“Families were nothing more than hope cast out in a wide net,” Emma Straub writes in “The Vacationers.”
For the Post clan, the family at the novel’s center, that hope grows dimmer by the day.
Straub’s latest book thrusts a cast composed of New York literati and art gallerists into the pressure cooker of a vacation home, proving that the market is, to my chagrin, apparently not yet saturated with domestic dramas about wealthy Manhattanites negotiating high-powered careers and marital strife.
Jim, the Post patriarch, is forced into early retirement from his job at a men’s magazine after a dalliance with a wispy young staffer barely older than his daughter.
His wife, Franny, a full-figured food writer (“like Joan Didion, only with an appetite”) isn’t sure if she can forgive him, but their prebooked vacation to Mallorca with friends and family forces them to slap a thin veneer over their splintered relationship.
Mounting tension mars what is ostensibly a celebratory trip: It’s Jim and Franny’s 35th wedding anniversary, and their daughter, Sylvia, has just graduated from high school.
Franny’s best friend, Charles, and his husband, Lawrence, join them in Spain and are forced into the role of reluctant peacemakers. But the couple has their own anxieties: They’re trying to adopt a baby and must be ready, at any moment, to answer the agency’s call.
The Post daughter, Sylvia, adds romance to the plot with a goal plucked from a teen movie: to lose her virginity by the end of the summer. Rounding out the clan is her older brother, Bobby, a Floridian real estate mogul-turned-gym rat, and his personal-trainer girlfriend, Carmen, an older, less privileged woman whom the Posts universally dislike.
Infidelities and insecurities bubble to the surface in the close confines of the vacation home, an ugly contrast to Mallorca’s idyllic scenery. Landlocked readers will feel transported by Straub’s glimmering place descriptions. The island is a sumptuous “layer cake,” full of “unfiltered sunshine and a breeze that promised you’d never be too warm for long.”
Straub balances a large cast by zipping in and out of different characters’ perspectives, never dwelling in one scene for long. It’s a narrative choice that mostly works, though the perspective pingpong can muddle a few voices.

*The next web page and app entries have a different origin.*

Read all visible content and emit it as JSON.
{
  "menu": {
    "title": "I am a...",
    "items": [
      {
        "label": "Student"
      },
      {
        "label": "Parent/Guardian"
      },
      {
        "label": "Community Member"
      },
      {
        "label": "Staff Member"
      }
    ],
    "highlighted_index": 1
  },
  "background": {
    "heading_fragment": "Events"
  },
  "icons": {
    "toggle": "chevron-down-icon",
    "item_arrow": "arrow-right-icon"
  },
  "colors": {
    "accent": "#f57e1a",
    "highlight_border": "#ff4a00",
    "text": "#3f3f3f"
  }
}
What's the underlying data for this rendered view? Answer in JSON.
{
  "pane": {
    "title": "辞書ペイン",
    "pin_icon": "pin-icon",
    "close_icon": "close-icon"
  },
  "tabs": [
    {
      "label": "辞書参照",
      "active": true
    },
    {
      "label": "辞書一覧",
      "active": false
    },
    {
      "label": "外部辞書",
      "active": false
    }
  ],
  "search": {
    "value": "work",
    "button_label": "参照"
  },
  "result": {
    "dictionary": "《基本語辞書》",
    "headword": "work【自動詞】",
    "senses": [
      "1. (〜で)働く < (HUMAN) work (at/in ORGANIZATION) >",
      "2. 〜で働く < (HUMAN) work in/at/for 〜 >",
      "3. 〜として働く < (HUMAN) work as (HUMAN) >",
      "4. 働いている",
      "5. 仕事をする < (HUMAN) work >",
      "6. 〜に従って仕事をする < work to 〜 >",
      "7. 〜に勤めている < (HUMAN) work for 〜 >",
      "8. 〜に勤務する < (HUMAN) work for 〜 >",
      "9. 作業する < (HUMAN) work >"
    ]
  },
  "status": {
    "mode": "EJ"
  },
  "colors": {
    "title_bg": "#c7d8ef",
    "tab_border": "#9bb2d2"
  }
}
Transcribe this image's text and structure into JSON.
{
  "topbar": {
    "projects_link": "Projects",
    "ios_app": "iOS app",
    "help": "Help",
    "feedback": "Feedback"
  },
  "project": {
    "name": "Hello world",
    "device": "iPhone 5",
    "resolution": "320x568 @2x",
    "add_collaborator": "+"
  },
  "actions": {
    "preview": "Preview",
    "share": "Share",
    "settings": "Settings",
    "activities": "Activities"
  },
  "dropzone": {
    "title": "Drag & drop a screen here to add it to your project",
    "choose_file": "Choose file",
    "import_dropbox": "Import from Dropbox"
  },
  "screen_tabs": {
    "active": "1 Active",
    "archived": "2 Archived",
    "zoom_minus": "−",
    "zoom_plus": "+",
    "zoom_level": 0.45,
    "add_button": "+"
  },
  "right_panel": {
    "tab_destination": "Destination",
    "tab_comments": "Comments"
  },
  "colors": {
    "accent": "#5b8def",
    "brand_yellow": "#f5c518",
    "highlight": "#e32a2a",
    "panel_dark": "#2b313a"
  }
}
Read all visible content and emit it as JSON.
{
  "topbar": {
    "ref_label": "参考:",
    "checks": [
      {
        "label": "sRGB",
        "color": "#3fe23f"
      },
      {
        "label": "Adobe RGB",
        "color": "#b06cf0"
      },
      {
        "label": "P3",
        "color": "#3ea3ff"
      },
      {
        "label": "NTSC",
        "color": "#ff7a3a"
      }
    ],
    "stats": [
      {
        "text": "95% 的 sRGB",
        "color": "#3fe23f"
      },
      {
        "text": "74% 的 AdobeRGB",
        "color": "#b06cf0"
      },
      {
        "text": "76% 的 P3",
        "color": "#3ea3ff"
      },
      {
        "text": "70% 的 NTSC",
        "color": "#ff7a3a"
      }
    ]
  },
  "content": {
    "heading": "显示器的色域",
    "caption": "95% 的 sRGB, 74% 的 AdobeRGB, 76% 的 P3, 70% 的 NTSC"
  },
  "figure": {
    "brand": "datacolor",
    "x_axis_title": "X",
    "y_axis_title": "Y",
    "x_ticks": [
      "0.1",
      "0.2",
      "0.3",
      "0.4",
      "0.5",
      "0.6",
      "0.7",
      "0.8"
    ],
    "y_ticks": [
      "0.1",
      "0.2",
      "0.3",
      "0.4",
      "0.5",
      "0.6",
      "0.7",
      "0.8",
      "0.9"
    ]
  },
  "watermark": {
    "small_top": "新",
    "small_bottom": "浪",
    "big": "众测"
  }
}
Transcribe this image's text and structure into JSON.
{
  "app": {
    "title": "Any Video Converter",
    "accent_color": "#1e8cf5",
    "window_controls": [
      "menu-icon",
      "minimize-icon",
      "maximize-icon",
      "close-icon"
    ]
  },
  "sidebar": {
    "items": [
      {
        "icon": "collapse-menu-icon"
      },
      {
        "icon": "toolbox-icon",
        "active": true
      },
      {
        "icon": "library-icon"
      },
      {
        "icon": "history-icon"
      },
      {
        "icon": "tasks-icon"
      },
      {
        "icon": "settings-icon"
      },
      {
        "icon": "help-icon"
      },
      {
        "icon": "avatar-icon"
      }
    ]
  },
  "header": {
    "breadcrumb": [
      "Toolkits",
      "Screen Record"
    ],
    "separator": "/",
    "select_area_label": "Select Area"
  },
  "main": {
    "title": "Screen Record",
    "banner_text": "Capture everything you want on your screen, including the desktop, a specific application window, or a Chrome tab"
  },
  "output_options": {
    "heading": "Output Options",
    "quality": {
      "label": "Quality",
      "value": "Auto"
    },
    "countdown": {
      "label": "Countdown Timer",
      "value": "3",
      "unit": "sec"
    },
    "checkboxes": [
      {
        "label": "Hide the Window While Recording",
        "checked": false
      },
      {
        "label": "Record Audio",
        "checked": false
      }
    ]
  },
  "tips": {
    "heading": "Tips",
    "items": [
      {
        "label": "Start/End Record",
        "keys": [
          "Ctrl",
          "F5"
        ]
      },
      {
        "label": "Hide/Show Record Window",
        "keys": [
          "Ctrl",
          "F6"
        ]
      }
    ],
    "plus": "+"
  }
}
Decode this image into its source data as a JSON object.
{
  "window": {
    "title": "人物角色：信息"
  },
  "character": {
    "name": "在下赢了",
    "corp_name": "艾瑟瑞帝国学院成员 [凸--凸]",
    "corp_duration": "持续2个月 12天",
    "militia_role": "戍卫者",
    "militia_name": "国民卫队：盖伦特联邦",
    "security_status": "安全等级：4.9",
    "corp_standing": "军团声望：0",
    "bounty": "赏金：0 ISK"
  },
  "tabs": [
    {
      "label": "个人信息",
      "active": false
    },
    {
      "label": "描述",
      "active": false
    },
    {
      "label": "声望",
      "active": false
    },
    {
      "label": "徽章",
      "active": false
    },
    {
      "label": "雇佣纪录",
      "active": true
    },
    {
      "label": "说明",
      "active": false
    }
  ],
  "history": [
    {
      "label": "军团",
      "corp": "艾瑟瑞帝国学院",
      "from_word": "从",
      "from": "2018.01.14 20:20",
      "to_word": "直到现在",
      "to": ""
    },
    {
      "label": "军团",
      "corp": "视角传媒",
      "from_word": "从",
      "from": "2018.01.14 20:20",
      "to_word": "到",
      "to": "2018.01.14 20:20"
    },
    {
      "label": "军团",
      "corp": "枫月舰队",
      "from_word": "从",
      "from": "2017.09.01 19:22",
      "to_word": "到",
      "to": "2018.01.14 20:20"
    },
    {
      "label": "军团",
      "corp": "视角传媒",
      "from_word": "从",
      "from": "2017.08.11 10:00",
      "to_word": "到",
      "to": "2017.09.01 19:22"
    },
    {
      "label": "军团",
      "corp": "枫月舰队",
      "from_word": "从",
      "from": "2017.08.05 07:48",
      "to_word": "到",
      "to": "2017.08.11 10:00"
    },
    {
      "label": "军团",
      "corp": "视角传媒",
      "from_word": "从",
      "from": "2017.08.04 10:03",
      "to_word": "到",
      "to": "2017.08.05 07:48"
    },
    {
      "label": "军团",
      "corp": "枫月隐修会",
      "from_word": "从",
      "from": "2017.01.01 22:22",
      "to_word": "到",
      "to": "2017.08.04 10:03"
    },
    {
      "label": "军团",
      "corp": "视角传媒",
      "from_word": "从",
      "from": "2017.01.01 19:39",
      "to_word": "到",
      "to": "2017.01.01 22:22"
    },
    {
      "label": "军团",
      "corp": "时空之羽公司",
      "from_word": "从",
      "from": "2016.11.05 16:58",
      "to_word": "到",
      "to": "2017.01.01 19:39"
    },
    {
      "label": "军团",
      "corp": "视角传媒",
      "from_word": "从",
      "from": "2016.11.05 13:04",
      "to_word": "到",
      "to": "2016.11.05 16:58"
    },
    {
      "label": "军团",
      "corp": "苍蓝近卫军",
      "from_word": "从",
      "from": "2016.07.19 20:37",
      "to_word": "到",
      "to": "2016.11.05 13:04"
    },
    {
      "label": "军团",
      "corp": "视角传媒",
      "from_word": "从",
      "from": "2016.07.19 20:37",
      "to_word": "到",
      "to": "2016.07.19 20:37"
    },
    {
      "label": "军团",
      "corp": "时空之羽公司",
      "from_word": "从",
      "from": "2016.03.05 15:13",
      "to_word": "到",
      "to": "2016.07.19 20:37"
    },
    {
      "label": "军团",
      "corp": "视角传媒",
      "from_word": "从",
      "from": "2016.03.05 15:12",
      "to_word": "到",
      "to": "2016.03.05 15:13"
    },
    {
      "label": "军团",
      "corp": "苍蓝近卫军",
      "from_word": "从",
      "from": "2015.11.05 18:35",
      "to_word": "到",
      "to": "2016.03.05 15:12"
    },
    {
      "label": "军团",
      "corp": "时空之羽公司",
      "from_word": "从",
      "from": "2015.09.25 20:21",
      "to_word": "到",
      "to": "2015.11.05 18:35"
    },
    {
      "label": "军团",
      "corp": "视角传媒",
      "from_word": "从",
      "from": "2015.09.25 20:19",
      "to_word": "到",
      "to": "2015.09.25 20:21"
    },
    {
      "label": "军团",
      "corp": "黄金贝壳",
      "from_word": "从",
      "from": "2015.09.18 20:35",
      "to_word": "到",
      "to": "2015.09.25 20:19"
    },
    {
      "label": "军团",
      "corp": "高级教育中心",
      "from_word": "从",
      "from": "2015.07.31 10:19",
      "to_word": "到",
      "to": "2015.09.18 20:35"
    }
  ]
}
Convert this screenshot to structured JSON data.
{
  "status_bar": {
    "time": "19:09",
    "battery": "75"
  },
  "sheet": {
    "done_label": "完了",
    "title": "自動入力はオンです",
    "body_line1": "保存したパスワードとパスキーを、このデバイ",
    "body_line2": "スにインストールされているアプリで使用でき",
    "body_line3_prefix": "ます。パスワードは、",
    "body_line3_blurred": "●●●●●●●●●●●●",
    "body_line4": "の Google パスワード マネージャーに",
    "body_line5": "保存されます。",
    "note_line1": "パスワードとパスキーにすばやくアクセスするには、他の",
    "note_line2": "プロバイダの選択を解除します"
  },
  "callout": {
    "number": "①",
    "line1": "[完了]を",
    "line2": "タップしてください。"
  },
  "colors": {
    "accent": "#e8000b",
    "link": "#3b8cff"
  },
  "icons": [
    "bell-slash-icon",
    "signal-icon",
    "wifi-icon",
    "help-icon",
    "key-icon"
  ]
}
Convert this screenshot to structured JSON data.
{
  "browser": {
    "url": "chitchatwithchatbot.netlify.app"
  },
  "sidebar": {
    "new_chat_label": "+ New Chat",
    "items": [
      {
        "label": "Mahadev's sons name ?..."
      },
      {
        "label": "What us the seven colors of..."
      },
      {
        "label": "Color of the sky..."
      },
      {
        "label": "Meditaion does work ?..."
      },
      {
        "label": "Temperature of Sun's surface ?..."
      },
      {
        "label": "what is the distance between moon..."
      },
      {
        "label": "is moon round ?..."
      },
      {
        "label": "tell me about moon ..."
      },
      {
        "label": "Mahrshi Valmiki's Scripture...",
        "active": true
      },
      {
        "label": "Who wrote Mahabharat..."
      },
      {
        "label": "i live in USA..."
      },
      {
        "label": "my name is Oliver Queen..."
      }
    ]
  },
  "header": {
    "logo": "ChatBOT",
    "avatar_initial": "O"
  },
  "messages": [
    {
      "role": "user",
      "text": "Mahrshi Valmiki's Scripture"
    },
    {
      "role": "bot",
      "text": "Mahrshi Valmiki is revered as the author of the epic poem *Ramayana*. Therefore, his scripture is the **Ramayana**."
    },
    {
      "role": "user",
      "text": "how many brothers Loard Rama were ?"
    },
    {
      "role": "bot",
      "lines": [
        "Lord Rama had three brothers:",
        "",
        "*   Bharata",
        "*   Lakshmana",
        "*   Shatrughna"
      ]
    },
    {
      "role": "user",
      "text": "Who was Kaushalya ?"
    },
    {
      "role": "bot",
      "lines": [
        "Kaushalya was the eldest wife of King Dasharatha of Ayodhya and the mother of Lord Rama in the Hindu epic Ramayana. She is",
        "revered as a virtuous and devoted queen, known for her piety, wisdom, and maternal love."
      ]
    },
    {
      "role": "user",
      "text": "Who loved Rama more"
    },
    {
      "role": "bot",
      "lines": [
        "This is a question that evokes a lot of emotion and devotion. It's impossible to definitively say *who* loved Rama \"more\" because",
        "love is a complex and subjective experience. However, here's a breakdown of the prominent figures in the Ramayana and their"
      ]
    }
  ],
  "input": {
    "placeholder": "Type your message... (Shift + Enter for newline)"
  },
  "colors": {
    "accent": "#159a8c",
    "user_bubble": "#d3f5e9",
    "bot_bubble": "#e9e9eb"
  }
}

The novel’s greatest strength is Straub’s playful prose, crackling with wit and the kind of good-natured snark that wouldn’t sound out of place in a Fiona Maazel novel. Her riffs on Franny are some of the novel’s most satisfying: “She did some Yogic breathing, the kind that Jim thought sounded like a sweaty Russian in a bathhouse.” Ditto her take on Joan, a dreamy local boy who tutors Sylvia in Spanish: “If sex had made a poster advertising its virtues, they might have put his face on it.”
Straub extends that comic treatment even to the crisis scenes, but readers may wish her wit and warmth had been applied to a less conventional, low-stakes plot. Infidelities and betrayals are punished almost supernaturally with jellyfish stings or a goose egg from a poorly aimed tennis racket. Real consequences — emotional ones — are mostly absent.
It’s a problem not uncommon for contemporary novels about the white and wealthy: For all of the time the Posts spend stewing about their problems, nothing seems all that dire.
Financial plights that would ruin your average Joe — say, being asked to bail out a family member’s six-figure debt — earn no greater consideration than a sigh and a resolution to cash out some stocks. The children know there’s nothing the family credit card can’t fix. And all seem blissfully unaware of their privilege, content to dwell in the comfortable, manufactured misery uniquely afforded to the rich.
Still, Straub draws her characters with enough charm and tenderness that we can’t help but like them in spite of themselves. Their problems may not be relatable, but their emotional lives are, and Straub has sharp insights into both conflicted empty nesters and teenage angst. Her physical descriptions are particularly astute, attuned to the way subtle gestures and tics reveal our hidden fears and desires.
The novel starts and ends on an airplane, which might also be the best place to read it.
Straub’s clear writing and comic characterization is perfect for a few hours of light entertainment, peppered with summery descriptions and surprising emotional warmth.
From its title to its pool-blue cover, “The Vacationers” seems destined to accompany travelers this summer, and as a beach read, it exceeds the mark: Straub’s novel is an uncomplicated confection told with literary flair, a pleasure you don’t have to feel guilty about.
The Vacationers, by Emma Straub (292 pages; Riverhead Books; $26.95)